Over the summer, the Ohio secretary of state had sent her organization and others like it amassive spreadsheet with the 235,000 names and addresses that would be purged from the state’s voter rolls in just a month — a list of people that, state officials said, some part of the bureaucracy flagged as deceased, living somewhere else or as a duplicate. The League of Women Voters had been asked to see if any of those purged qualified to register again.

Ms. Miller, who spends her work day helping register people to vote, scrolled through the names and then asked herself a question: What was her own voter status in the state? She went online and discovered that her name had also been flagged as an inactive voter. The state was in the process of removing her from its voter rolls.

“I voted three times last year,” said Ms. Miller. “I don’t think we have any idea how many other individuals this has happened to.”

Ohio, where the Democratic presidential candidates are set to debate Tuesday, is both a battleground state and the site of some of the country’s strictest voting laws, from voter ID requirements to a “use-it-or-lose-it” provision that lets officials drop voters seen as inactive.

The combination has led voting rights advocates to contend that parts of the state are regularly disenfranchised, largely in purges aimed at those who have died or moved away, but which also hit real voters who don’t learn they can’t vote until Election Day. Election officials in other battlegrounds such as Florida, North Carolina, Georgia and Texas regularly purge their voter lists as well.

Read the complete article here.

Voting rights groups sue to prevent FL governor from participating in recount

From today’s Jurist Online Magazine:

Voting rights groups League of Women Voters of Florida and Common Cause Florida filed a lawsuit on Monday seeking an injunction preventing Florida Governor Rick Scott from participating in the voting recount for the US Senate race, in which Scott is a candidate.

The plaintiffs filed the suit in the US District Court for the Northern District of Florida.

The governor has “substantial responsibilities for election administration” including being a member on a three-person committee that certifies election results.  The plaintiffs say:

In light of the pervasive opportunities for the Defendant Scott to improperly exercise power over the U.S. Senate race, his continued interventions in the race violate the basic notion of fairness that no man should be a judge in his own cause.

The plaintiffs allege Scott wants to use his power as governor to impede the recount. Scott accused liberals of “trying to steal the election” and said he wanted the Florida Department of Law Enforcement to investigate the recount, which the plaintiffs say could intimidate election officials.

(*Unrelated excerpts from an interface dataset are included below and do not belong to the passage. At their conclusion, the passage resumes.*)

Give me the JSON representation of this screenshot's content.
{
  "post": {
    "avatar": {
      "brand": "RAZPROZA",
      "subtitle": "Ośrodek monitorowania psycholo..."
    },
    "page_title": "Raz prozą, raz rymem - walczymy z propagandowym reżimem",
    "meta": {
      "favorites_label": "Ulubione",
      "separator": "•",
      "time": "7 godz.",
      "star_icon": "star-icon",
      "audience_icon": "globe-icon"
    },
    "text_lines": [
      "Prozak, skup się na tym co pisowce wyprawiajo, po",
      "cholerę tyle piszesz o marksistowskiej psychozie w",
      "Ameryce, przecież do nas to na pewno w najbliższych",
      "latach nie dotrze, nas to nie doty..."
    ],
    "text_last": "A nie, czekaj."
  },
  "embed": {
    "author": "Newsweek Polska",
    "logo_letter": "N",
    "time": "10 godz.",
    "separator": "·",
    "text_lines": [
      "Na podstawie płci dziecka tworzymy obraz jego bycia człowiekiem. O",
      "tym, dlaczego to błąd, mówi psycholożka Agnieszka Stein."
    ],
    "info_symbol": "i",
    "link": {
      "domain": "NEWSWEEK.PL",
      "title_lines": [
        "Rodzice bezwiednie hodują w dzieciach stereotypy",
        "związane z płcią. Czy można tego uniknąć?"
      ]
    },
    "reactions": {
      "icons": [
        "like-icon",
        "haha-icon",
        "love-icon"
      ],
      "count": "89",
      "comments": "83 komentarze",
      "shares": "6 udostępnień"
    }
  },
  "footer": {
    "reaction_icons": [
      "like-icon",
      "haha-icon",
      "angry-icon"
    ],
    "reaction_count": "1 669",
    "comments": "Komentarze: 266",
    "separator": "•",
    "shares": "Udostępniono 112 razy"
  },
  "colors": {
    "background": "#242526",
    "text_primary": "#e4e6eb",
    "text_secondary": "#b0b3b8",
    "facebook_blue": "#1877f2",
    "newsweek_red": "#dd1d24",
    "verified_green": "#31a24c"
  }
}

The plaintiffs gave Scott the opportunity to recuse himself from the case in a letter on Saturday, saying they would bring court action if he refused. Scott did not recuse himself from the case.